With support from the NHS England’s Sustainable Improvement team, the practices pinpointed almost 700 ‘inappropriate appointments’ over a period of 12 months.
These appointments were considered ‘inappropriate’ as they could have been dealt with by another method.
By better managing these appointments, the practices could free up around 147 hours of clinical time.
Management in Practice’s reporter Valeria Fiore spoke with the practice manager, Wendy Dicks, to find out how they have done it.
The problem
We knew we had a number of our frequent attenders, but we had never actually looked into this problem.
Thanks to the quick start programme, we discovered that one patient had attended 130 times in a year for blood pressure checks.
The solution
The solution was provided for us to work with the PGP programme. We had already worked on our Did Not Attend (DNA) appointments, not only to improve efficiency and support our appointment availability, but also to support our patients that did not attend but really need to see a doctor.
When the quick start programme came along, we were offered an opportunity to look at our frequent attenders. Having had a lot of success with our DNA, we felt it would be beneficial for us to also focus on those who were often coming to the practice.
We were given guidance on how to select patients. We decided to look at 65 patients who had attended between 30-40 times in a year.
They advised us that that was a good cohort to look at. We grouped patients according to the reasons that stood out to explain why they were attending.
Once able to identify the reasons for their attendance, we could focus on devising a strategy on how best to help them. There is some work we are doing at the moment to educate patients on health conditions and make sure they are supported.
Our receptionists have been doing signposting so they can direct patients to pharmacies or other clinicians and take the pressure off our GPs.
By grouping patients according to their reason for attending, we were able to look at the right pathway for them to take.
Our findings showed that, of the 65 patients:

  • 27 patients were receiving INR (International Normalised Ratio) tests/treatment
  • 9 patients for mainly dressings
  • 14 patients had other conditions such as mental health/Chronic Obstructive Pulmonary Disease (COPD)/pregnancy/Ear Wash Outs
  • 15 had no identifiable single reason.

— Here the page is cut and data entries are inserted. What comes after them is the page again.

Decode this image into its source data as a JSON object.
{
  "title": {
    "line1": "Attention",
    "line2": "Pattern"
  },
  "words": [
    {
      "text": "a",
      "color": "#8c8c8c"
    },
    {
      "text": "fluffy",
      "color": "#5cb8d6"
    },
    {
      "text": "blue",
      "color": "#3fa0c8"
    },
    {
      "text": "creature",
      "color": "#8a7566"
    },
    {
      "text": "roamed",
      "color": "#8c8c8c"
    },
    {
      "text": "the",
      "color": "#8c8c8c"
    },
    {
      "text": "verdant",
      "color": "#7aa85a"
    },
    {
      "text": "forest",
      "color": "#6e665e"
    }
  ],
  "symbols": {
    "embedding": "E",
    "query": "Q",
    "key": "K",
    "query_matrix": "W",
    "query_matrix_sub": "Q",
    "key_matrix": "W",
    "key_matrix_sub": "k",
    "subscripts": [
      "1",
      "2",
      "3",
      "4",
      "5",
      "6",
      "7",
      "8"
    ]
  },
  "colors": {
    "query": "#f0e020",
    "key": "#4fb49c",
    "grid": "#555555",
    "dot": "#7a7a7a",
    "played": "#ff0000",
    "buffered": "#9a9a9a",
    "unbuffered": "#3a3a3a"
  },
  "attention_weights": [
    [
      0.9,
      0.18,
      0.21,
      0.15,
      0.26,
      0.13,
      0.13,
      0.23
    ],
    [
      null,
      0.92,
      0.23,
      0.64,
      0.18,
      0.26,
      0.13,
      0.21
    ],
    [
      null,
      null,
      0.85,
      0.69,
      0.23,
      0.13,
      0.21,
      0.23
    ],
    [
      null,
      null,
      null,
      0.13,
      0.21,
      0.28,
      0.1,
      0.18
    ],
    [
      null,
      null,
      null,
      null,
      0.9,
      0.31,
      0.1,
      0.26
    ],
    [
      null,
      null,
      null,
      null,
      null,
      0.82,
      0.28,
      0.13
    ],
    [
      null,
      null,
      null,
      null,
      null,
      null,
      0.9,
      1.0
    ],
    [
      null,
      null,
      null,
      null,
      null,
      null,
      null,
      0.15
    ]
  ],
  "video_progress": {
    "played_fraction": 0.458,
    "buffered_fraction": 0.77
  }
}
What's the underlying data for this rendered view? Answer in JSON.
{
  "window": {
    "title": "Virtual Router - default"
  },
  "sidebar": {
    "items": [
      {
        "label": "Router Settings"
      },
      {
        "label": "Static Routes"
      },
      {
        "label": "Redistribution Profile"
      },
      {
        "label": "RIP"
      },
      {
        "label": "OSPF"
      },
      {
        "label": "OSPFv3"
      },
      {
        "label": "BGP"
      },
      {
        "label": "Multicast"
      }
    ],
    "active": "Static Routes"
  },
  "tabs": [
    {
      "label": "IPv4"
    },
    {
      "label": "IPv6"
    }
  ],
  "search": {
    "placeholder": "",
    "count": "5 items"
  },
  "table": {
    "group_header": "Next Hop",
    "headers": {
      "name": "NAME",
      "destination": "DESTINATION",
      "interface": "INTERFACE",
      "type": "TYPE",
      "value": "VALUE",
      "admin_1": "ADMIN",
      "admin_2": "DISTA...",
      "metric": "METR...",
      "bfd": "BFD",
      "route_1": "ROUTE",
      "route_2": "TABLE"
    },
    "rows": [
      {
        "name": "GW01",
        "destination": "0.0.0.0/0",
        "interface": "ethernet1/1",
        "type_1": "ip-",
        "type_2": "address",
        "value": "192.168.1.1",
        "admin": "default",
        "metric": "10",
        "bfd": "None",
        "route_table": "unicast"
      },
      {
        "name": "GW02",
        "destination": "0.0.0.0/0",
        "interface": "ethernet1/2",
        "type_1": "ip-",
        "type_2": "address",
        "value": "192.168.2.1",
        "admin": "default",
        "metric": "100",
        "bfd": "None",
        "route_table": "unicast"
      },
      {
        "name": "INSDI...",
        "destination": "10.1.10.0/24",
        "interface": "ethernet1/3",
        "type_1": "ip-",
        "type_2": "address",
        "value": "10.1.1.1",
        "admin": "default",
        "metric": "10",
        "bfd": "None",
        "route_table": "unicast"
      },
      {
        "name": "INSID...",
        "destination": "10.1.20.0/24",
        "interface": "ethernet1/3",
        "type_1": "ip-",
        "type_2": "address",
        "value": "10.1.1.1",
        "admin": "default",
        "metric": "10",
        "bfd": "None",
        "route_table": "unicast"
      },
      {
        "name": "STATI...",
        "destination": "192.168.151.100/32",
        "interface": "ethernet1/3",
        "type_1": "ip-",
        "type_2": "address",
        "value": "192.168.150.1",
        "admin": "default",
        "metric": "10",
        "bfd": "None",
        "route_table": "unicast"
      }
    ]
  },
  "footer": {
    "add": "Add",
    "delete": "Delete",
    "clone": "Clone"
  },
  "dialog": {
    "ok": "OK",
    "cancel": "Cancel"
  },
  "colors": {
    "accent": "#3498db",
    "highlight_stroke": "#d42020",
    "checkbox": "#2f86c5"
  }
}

There were a few patients that were coming two to three times a week for dressing, and those appointments can take 30-40 minutes a time. So that is a lot of work for our staff. Also, if patients with lower leg wound dressing were coming in for a number of weeks, and they were not improving, we started referring them back according to the local lower leg wound clinic under NICE guidance. That helped us release a lot of nurse appointments and also made sure the patients were following the right pathway to receive the right treatment.
Originally we applied this solution to frequent attenders and later to the rest of the patient population.
We released 700 inappropriate appointments in a year just from those patients that we had looked at, but we obviously released others and prevented patients from becoming frequent attenders.
The programme helped us reduce clinical time and made appointments availability a bit better, as we knocked down the number of frequent attenders by finding alternative solutions.   
It took a bit of administration work collating and reviewing the data and to identify the main reason for attendance for each patient. For some patients, we could not find any specific reason for their frequent attendance, which made them the most difficult to deal with. This is because they probably needed more support, as they might be constantly worried about their health, so we would rather focus on their health education.
‘We are very committed to maximising our appointment capacity. We will continue supporting our DNA patients by ringing them to make sure they do not forget to attend their appointment. We have reviewed our frequent attenders in our partner meeting and are continuing to look at how best to support them.’
Wendy Dicks is a practice manager at Aylsham and Reepham Surgeries in Norwich

Picture credit: Aylsham and Reepham Surgeries